◆ YOUR ASSIGNMENT:
Check every line in the listing below for "this". Copy the ones where it occurs.
*** SOURCE RECORDS ***
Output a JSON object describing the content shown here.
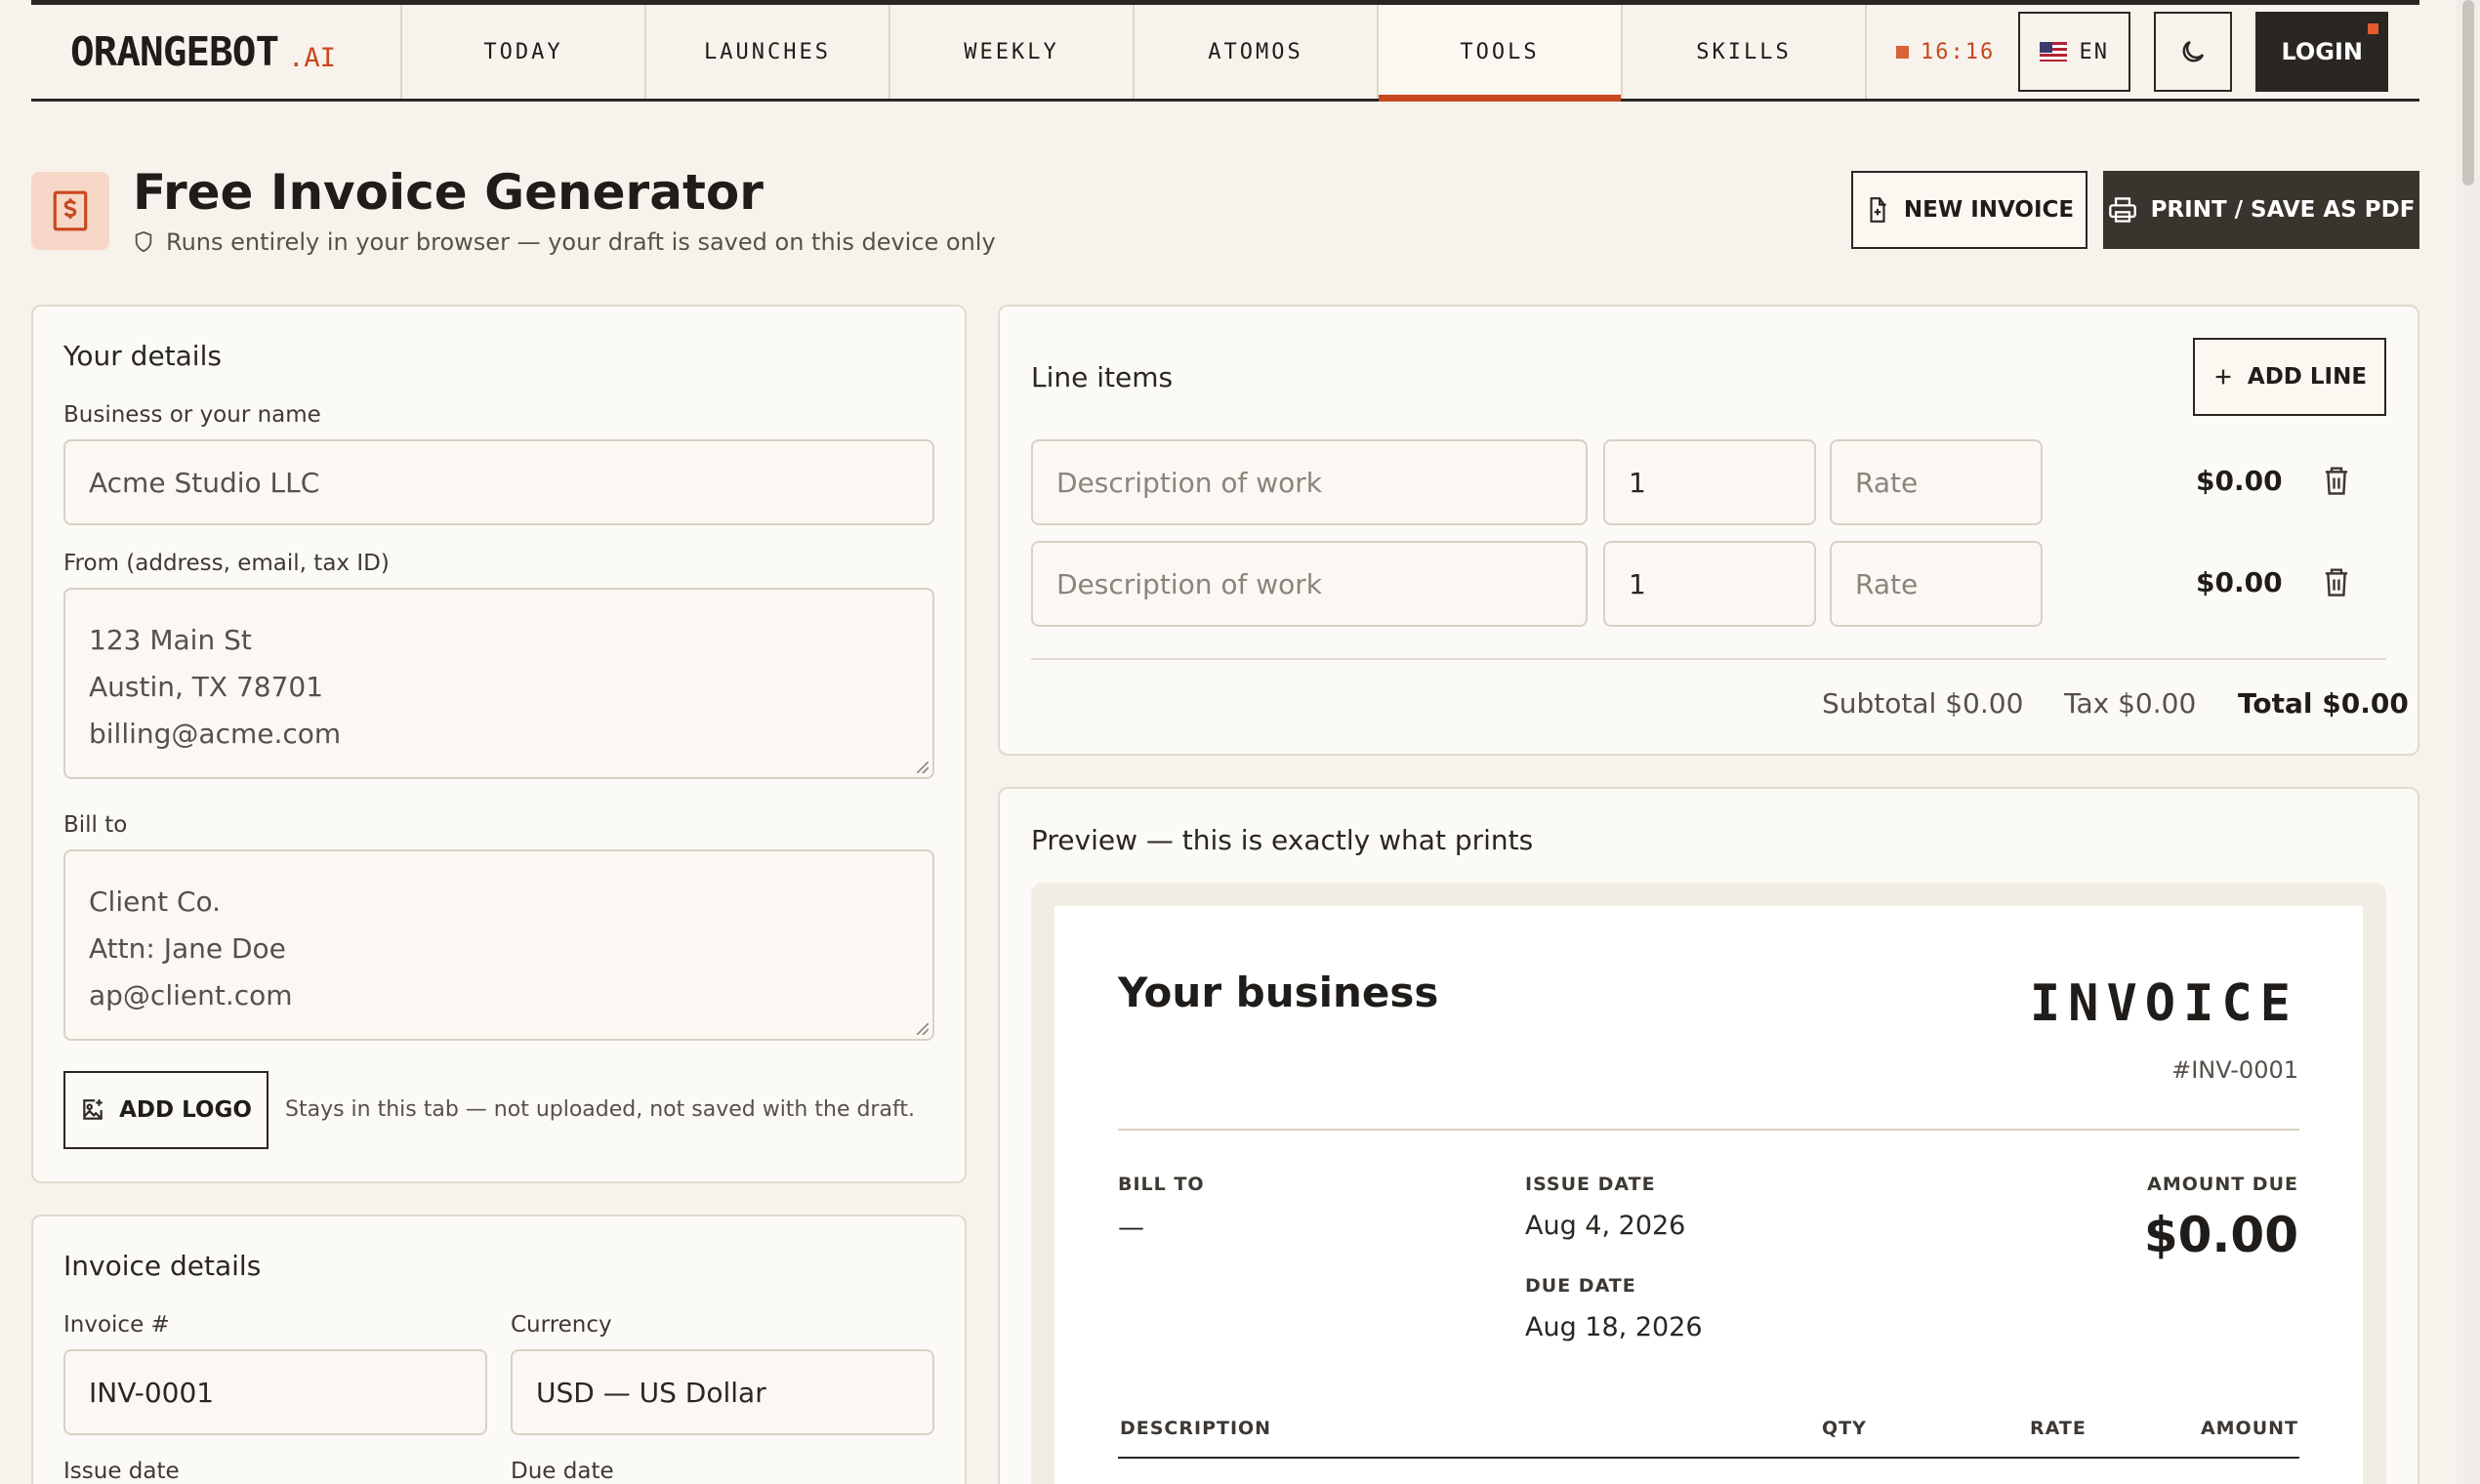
{
  "nav": {
    "brand": "ORANGEBOT",
    "brand_suffix": ".AI",
    "tabs": [
      {
        "label": "TODAY"
      },
      {
        "label": "LAUNCHES"
      },
      {
        "label": "WEEKLY"
      },
      {
        "label": "ATOMOS"
      },
      {
        "label": "TOOLS"
      },
      {
        "label": "SKILLS"
      }
    ],
    "active_tab": "TOOLS",
    "clock": "16:16",
    "language": "EN",
    "login": "LOGIN"
  },
  "header": {
    "title": "Free Invoice Generator",
    "subtitle": "Runs entirely in your browser — your draft is saved on this device only",
    "new_invoice": "NEW INVOICE",
    "print": "PRINT / SAVE AS PDF"
  },
  "your_details": {
    "title": "Your details",
    "business_label": "Business or your name",
    "business_placeholder": "Acme Studio LLC",
    "from_label": "From (address, email, tax ID)",
    "from_placeholder_lines": [
      "123 Main St",
      "Austin, TX 78701",
      "billing@acme.com"
    ],
    "bill_to_label": "Bill to",
    "bill_to_placeholder_lines": [
      "Client Co.",
      "Attn: Jane Doe",
      "ap@client.com"
    ],
    "add_logo": "ADD LOGO",
    "logo_note": "Stays in this tab — not uploaded, not saved with the draft."
  },
  "invoice_details": {
    "title": "Invoice details",
    "number_label": "Invoice #",
    "number_value": "INV-0001",
    "currency_label": "Currency",
    "currency_value": "USD — US Dollar",
    "issue_label": "Issue date",
    "due_label": "Due date"
  },
  "line_items": {
    "title": "Line items",
    "add_line": "ADD LINE",
    "rows": [
      {
        "desc_placeholder": "Description of work",
        "qty": "1",
        "rate_placeholder": "Rate",
        "amount": "$0.00"
      },
      {
        "desc_placeholder": "Description of work",
        "qty": "1",
        "rate_placeholder": "Rate",
        "amount": "$0.00"
      }
    ],
    "subtotal": "Subtotal $0.00",
    "tax": "Tax $0.00",
    "total": "Total $0.00"
  },
  "preview": {
    "title": "Preview — this is exactly what prints",
    "business": "Your business",
    "heading": "INVOICE",
    "number": "#INV-0001",
    "bill_to_label": "BILL TO",
    "bill_to_value": "—",
    "issue_label": "ISSUE DATE",
    "issue_value": "Aug 4, 2026",
    "due_label": "DUE DATE",
    "due_value": "Aug 18, 2026",
    "amount_due_label": "AMOUNT DUE",
    "amount_due_value": "$0.00",
    "columns": [
      "DESCRIPTION",
      "QTY",
      "RATE",
      "AMOUNT"
    ]
  },
  "colors": {
    "accent": "#c8471f",
    "dark": "#2a2622",
    "background": "#f7f3ec"
  }
}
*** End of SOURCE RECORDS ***
◆ TASK OUTPUT:
    "subtitle": "Runs entirely in your browser — your draft is saved on this device only",
    "logo_note": "Stays in this tab — not uploaded, not saved with the draft."
    "title": "Preview — this is exactly what prints",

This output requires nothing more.